Then there was the Pilatus Porter tail dragger with its 600 HP PT6A gas turbine engine - the only aeroplane that I have ever flown that could be taxied backwards. Phoebe Ann and I ferried one of these aeroplanes from Switzerland to Nairobi, Kenya in the late sixties for me to take up a crop spraying job in it. This was just after the time of the Israeli/Arab six day war. We created quite a stir in Libya, Tripoli, Egypt and the Sudan because the aeroplane had the Swiss flag painted on the tail and airport authorities constantly mistook this flag for the symbol of the Red Cross. So what's the problem with that you ask? Well in Africa many gun runners paint the Red Cross symbol on their aeroplanes in an attempt to make people believe that they are engaged on humanitarian flights. So we were constantly being either locked up or escorted around at gunpoint until we could prove that we were indeed not gun runners. Actually this wasn't too hard to prove as Phoebe Ann was very obviously seven months pregnant with our first daughter, Tana.
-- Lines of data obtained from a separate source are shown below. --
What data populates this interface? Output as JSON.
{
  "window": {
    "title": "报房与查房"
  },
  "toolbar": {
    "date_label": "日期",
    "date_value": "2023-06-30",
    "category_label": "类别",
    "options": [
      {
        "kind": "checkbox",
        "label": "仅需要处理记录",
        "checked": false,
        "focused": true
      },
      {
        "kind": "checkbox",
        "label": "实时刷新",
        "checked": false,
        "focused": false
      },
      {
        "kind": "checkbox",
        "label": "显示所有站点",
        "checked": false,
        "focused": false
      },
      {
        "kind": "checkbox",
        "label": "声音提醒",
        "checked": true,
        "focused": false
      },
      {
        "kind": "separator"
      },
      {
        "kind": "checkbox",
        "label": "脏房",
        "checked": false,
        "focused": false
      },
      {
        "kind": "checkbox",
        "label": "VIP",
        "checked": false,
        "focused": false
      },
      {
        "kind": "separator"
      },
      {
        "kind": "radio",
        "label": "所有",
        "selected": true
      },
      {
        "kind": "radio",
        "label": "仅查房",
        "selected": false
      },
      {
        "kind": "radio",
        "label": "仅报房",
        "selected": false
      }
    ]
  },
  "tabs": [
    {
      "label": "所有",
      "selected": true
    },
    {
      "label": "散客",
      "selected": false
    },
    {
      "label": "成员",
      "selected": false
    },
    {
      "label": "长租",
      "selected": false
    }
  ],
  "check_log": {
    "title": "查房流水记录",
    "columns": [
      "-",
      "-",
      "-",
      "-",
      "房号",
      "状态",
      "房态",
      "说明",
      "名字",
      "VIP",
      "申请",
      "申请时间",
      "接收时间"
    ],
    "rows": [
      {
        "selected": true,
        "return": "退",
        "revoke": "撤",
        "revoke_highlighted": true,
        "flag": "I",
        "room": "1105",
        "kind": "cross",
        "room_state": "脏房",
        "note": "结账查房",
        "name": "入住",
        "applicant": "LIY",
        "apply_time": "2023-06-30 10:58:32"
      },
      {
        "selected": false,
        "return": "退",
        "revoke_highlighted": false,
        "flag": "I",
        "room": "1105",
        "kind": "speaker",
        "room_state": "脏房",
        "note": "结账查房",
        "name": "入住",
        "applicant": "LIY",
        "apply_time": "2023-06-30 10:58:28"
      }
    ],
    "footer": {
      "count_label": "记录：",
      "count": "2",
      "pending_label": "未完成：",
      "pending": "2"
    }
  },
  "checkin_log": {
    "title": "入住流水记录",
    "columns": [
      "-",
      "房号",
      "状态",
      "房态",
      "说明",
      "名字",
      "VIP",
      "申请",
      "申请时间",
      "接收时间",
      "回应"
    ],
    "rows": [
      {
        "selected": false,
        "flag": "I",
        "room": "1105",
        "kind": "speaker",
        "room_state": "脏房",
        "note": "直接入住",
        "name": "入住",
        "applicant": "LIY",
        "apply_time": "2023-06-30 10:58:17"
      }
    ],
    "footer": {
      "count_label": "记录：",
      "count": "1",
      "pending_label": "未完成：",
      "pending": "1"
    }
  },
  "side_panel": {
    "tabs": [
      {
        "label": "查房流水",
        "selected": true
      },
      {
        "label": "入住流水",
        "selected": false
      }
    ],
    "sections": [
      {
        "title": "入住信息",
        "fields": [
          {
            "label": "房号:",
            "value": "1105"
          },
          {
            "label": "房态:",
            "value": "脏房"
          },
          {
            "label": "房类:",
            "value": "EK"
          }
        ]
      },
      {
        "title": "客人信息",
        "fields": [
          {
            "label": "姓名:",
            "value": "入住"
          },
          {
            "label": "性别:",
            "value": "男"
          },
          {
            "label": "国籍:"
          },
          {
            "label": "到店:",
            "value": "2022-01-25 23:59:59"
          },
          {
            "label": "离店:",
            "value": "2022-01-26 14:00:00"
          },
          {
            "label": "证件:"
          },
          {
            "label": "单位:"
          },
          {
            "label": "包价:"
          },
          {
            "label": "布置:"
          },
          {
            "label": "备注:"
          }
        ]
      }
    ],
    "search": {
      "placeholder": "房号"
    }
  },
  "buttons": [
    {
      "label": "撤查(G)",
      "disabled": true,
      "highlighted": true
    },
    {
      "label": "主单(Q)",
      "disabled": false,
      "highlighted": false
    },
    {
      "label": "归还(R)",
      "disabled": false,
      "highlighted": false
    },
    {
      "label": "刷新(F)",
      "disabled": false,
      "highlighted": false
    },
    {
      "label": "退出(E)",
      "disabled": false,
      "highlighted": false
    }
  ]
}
Once the authorities at each airport realised that we were fair dinkum we then, much to their delight and accompanied by lots of hand clapping, had to demonstrate our backward taxiing act since most of them had never seen such a thing before. Indeed I think that I spent more time taxiing backwards than forwards on that trip. To add to the fun of it all we rescued an American exotic dancer in Aswan, Egypt who was running away from her Saudi Arabian Muslim husband. She had to lie flat on her tummy in a very confined space on top of the ferry tanks in amongst a tangle of plastic fuel pipes. Both Phoebe Ann and I were extremely worried that she might use one of the fuel pipes to pull herself forward, break it and cause a fuel gusher in the cockpit. In the end she left us in Abu Simbal where we stopped off to see the temple of Ramises the second and we never saw or heard from her again. We often wonder what happened to her.